Parents need to know that Schmigadoon! is a comedy about a couple who accidentally stumbles into a fantasy land where everyone acts like they're in a retro stage musical. The amount of iffy content is light: sexuality mostly takes place off-screen, though there's kissing and lots of talk of romance and "true love." Characters have wine with dinner; no one acts drunk. Cursing is confined to "ass," "hell," and stand-ins like "freaking." Violence is almost not present, but there are jokes such as a song in which a man threatens gun violence if anyone "touches" his daughters. Many characters begin as stereotypes but reveal hidden depths over the course of the show; retro conventions such as sexism and racism are satirized and shown to be ridiculous. The cast is diverse in terms of race, ethnicity, age, and body type.
Is It Any Good?
Bright, colorful, and lots of surreal fun, this series spoofing creaky old musicals both satirizes the conventions of the genre and gives us a central story to hold onto. Josh and Melissa have a classic meet-cute in the break room of the hospital where they both work, but in typical cinematic fashion, the course of their love doesn't run smoothly.

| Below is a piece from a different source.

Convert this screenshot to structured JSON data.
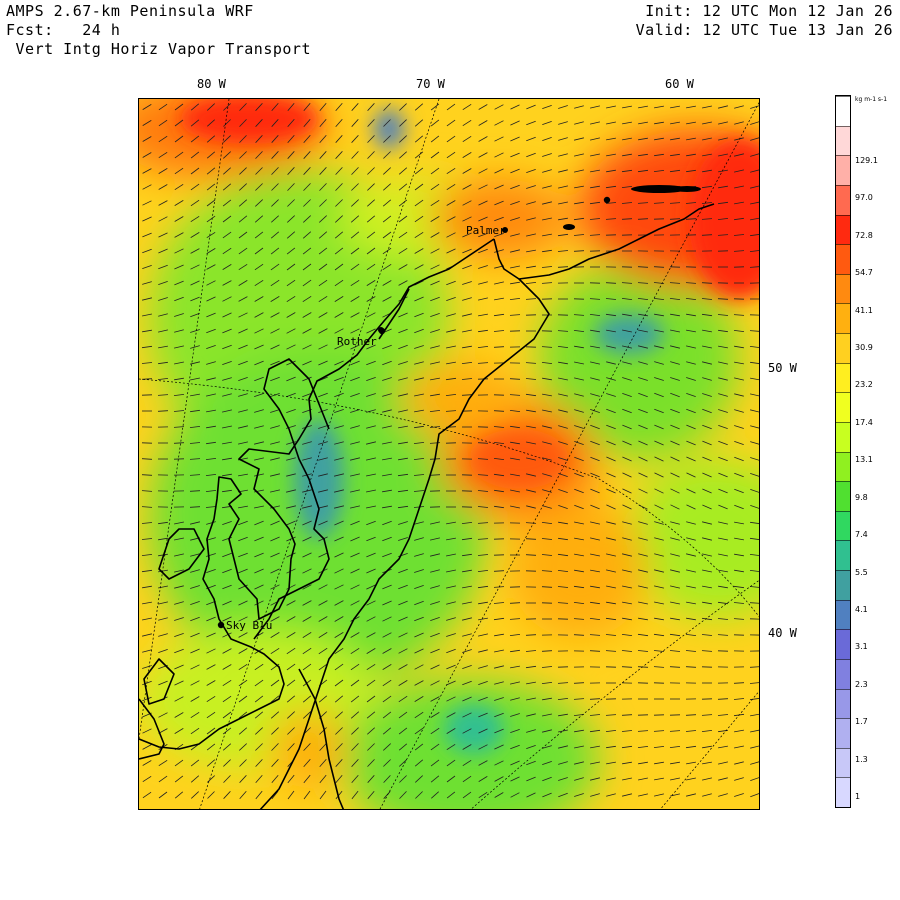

The schism between them is made painfully clear when they land in magical Schmigadoon, where Melissa is charmed by the singing, dancing locals -- she thinks it's a show, like Williamsburg, for tourists, and when she attempts to join in on a verse, finds she knows exactly what to sing -- while Josh is decidedly not so. And so, dejected to find that the love between them isn't true enough to earn them a release from Schmigadoon, the two are forced to join in on local antics, and the audience gets to spend more time in this colorful little town.
For those who appreciate life lessons shared through song, flouncy dresses, and rampant harmonizing, Schmigadoon! sure is a treat, and musical fans will recognize conceits and musical numbers lifted directly from such favorites as The Sound of Music (whose anthem "Do-Re-Mi" is turned into a hysterical number in which Melissa explains the details of human reproduction in clinical terms) and vintage stage shows like Oklahoma! and Carousel. With old stage pros like Kristen Chenoweth and Alan Cumming on board, the Schmigadoon! cast is a delight (who knew Strong could sing?), and there are plenty of sharp jabs at the sexism, racism, and other -isms of the musical theater genre. Even for viewers who don't really care for hoary old song-and-dance numbers, there's plenty to enjoy, and the short episodes pass like a candy-colored dream. Musical fans, though, will be in raptures over the knowing yet affectionate mockery, and are likely to crown this a new TV fave to stand in the company of modern cult classics like Pushing Daisies and Crazy Ex-Girlfriend. Enjoy, stage nerds! This one is for you.
Did we miss something on diversity?
Research shows a connection between kids' healthy self-esteem and positive portrayals in media. That's why we've added a new "Diverse Representations" section to our reviews that will be rolling out on an ongoing basis. You can help us help kids by suggesting a diversity update.